FAIR’s Unfair Critique

By on February 4, 2005

On February 1, 2005, ABC News’ World News Tonight ran a lengthy report detailing the problem of liberal academic censorship of conservative speech. The report highlighted three FIRE cases and included interviews of me and several students. Yesterday, Fairness and Accuracy in Reporting (FAIR) issued a press release critical of ABC’s report (and critical of my quote in that report). FAIR’s release represents a perfect example of how partisan advocacy groups often use deceptive spin to protect their loyal constituents from hearing anything other than the things they want to hear.

First, FAIR describes my quote in the piece (“You’re going to get more political and intellectual diversity at your average suburban mega-church than you are at an elite university”) as an “ideological” statement that is disguised by FIRE’s description as “nonpartisan.” Note that FAIR does not dispute the accuracy of my quote. It can’t. As recent studies have shown, the level of support for John Kerry amongst Ivy League employees, for example, hovered around 90% (at least as measured by political contributions). According to the 2004 exit polls, regular churchgoers gave Bush 64% of their vote, and Bush won “only” 77% of those who believe abortion should be illegal “in all cases.”

Also, no one can credibly argue that FIRE is anything but nonpartisan.

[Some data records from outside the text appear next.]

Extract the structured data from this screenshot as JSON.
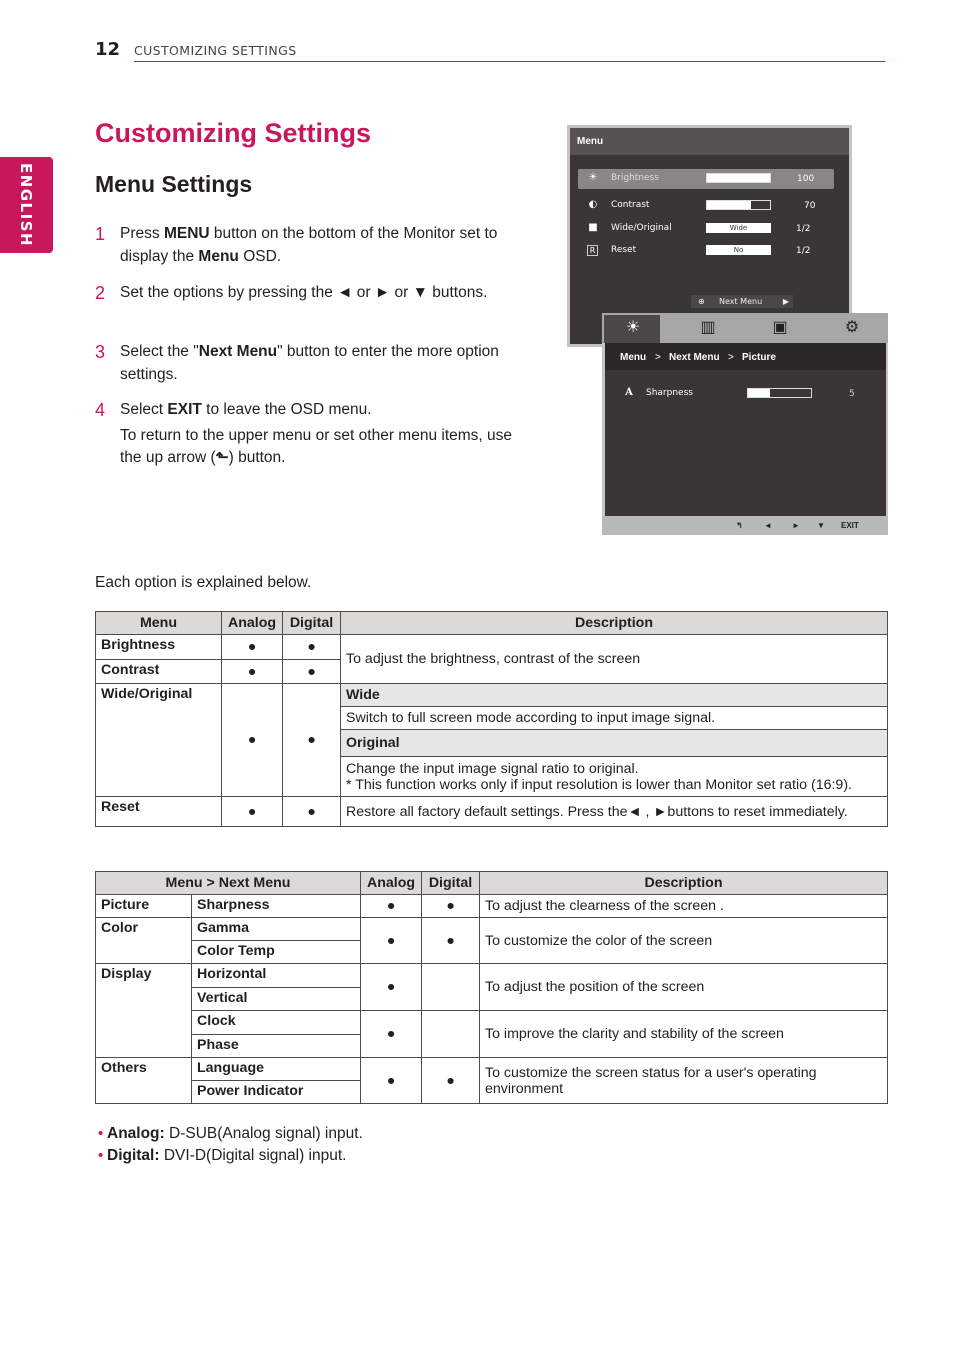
{
  "header": {
    "page_number": "12",
    "section_title": "CUSTOMIZING SETTINGS",
    "accent_color": "#c8175d"
  },
  "side_tab": {
    "label": "ENGLISH"
  },
  "title": "Customizing Settings",
  "subtitle": "Menu Settings",
  "steps": [
    {
      "num": "1",
      "parts": [
        "Press ",
        "MENU",
        " button on the bottom of the Monitor set to display the ",
        "Menu",
        " OSD."
      ]
    },
    {
      "num": "2",
      "text": "Set the options by pressing the ◄ or ► or ▼ buttons."
    },
    {
      "num": "3",
      "parts": [
        "Select the \"",
        "Next Menu",
        "\" button to enter the more option settings."
      ]
    },
    {
      "num": "4",
      "parts": [
        "Select ",
        "EXIT",
        " to leave the OSD menu."
      ],
      "note": "To return to the upper menu or set other menu items, use the up arrow (",
      "note_icon": "up-arrow-icon",
      "note_end": ") button."
    }
  ],
  "osd_main": {
    "title": "Menu",
    "rows": [
      {
        "icon": "☀",
        "icon_name": "brightness-icon",
        "label": "Brightness",
        "value": "100",
        "level": 1.0,
        "selected": true
      },
      {
        "icon": "◐",
        "icon_name": "contrast-icon",
        "label": "Contrast",
        "value": "70",
        "level": 0.7
      },
      {
        "icon": "■",
        "icon_name": "wide-original-icon",
        "label": "Wide/Original",
        "box": "Wide",
        "value": "1/2"
      },
      {
        "icon": "R",
        "icon_name": "reset-icon",
        "label": "Reset",
        "box": "No",
        "value": "1/2"
      }
    ],
    "next_menu": "Next Menu"
  },
  "osd_next": {
    "breadcrumb": [
      "Menu",
      ">",
      "Next Menu",
      ">",
      "Picture"
    ],
    "tabs": [
      "picture-icon",
      "color-icon",
      "display-icon",
      "others-icon"
    ],
    "rows": [
      {
        "icon": "A",
        "label": "Sharpness",
        "value": "5",
        "level": 0.35
      }
    ],
    "footer": [
      "↰",
      "◄",
      "►",
      "▼",
      "EXIT"
    ]
  },
  "explain_text": "Each option is explained below.",
  "table1": {
    "headers": [
      "Menu",
      "Analog",
      "Digital",
      "Description"
    ],
    "brightness": {
      "menu": "Brightness",
      "analog": "●",
      "digital": "●"
    },
    "contrast": {
      "menu": "Contrast",
      "analog": "●",
      "digital": "●"
    },
    "bc_desc": "To adjust the brightness, contrast of the screen",
    "wide_original": {
      "menu": "Wide/Original",
      "analog": "●",
      "digital": "●",
      "wide_title": "Wide",
      "wide_desc": "Switch to full screen mode according to input image signal.",
      "original_title": "Original",
      "original_desc1": "Change the input image signal ratio to original.",
      "original_desc2": "* This function works only if input resolution is lower than Monitor set ratio (16:9)."
    },
    "reset": {
      "menu": "Reset",
      "analog": "●",
      "digital": "●",
      "desc": "Restore all factory default settings. Press the◄ , ►buttons to reset immediately."
    }
  },
  "table2": {
    "headers": [
      "Menu > Next Menu",
      "Analog",
      "Digital",
      "Description"
    ],
    "picture": {
      "group": "Picture",
      "item": "Sharpness",
      "analog": "●",
      "digital": "●",
      "desc": "To adjust the clearness of the screen ."
    },
    "color": {
      "group": "Color",
      "items": [
        "Gamma",
        "Color Temp"
      ],
      "analog": "●",
      "digital": "●",
      "desc": "To customize the color of the screen"
    },
    "display": {
      "group": "Display",
      "pos": {
        "items": [
          "Horizontal",
          "Vertical"
        ],
        "analog": "●",
        "digital": "",
        "desc": "To adjust the position of the screen"
      },
      "clk": {
        "items": [
          "Clock",
          "Phase"
        ],
        "analog": "●",
        "digital": "",
        "desc": "To improve the clarity and stability of the screen"
      }
    },
    "others": {
      "group": "Others",
      "items": [
        "Language",
        "Power Indicator"
      ],
      "analog": "●",
      "digital": "●",
      "desc": "To customize the screen status for a user's operating environment"
    }
  },
  "notes": [
    {
      "term": "Analog:",
      "text": " D-SUB(Analog signal) input."
    },
    {
      "term": "Digital:",
      "text": " DVI-D(Digital signal) input."
    }
  ]
}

A look at our case archive demonstrates that we support the free speech and academic freedom of students and professors from across the political spectrum. A look at our program staff and our Board of Directors demonstrates the breadth of intellectual diversity at FIRE. In other words, we are as diverse as universities (falsely) claim to be.

Second, FAIR attempts to discredit ABC’s use of student claims of bias at Columbia by referencing the New York Civil Liberties Union as essentially the final authority on the viability and significance of those claims. As FIRE has comprehensively argued, the NYCLU’s understanding of the situation is fundamentally flawed. While it is true that there have been some inappropriate threats against the Columbia professors, neither the NYCLU nor FAIR can rebut the underlying (and undeniable) reality that Columbia’s Middle East and Asian Languages and Cultures department is biased against Israel and that its professors have demonstrated that bias inside and outside of class.

FAIR then attacks the compelling story of Ahmad Al-Qloushi (the Kuwaiti student who was threatened with deportation and recommended for therapy when he wrote a paper praising the Constitution) not by disputing any of the underlying facts, but instead by arguing that the paper Al-Qloushi wrote was “unresponsive to the assignment” and deserved a failing grade. As a former lecturer at Cornell Law School, I can assure you that I never knew the disciplinary options for “unresponsive” or poor-quality essays included psychotherapy and deportation. FAIR cannot really believe that inferior students should be deprived of their constitutional rights.

Finally, FAIR takes issue with the use of Robert O’Neil as a contrary voice. This is silly. Mr. O’Neil is perhaps the most prominent critic of the conservative academic freedom movement. In one widely circulated AP report, he commented that “even the most contentious or disaffected of students in the ’60s or early ’70s never really pressed this kind of issue.” While there are certainly other critics of the movement, it is appropriate for ABC to select the most publicly prominent.

ABC’s report was accurate, and it was balanced. FAIR chose the wrong target for its sloppy, partisan release.

Schools: Columbia University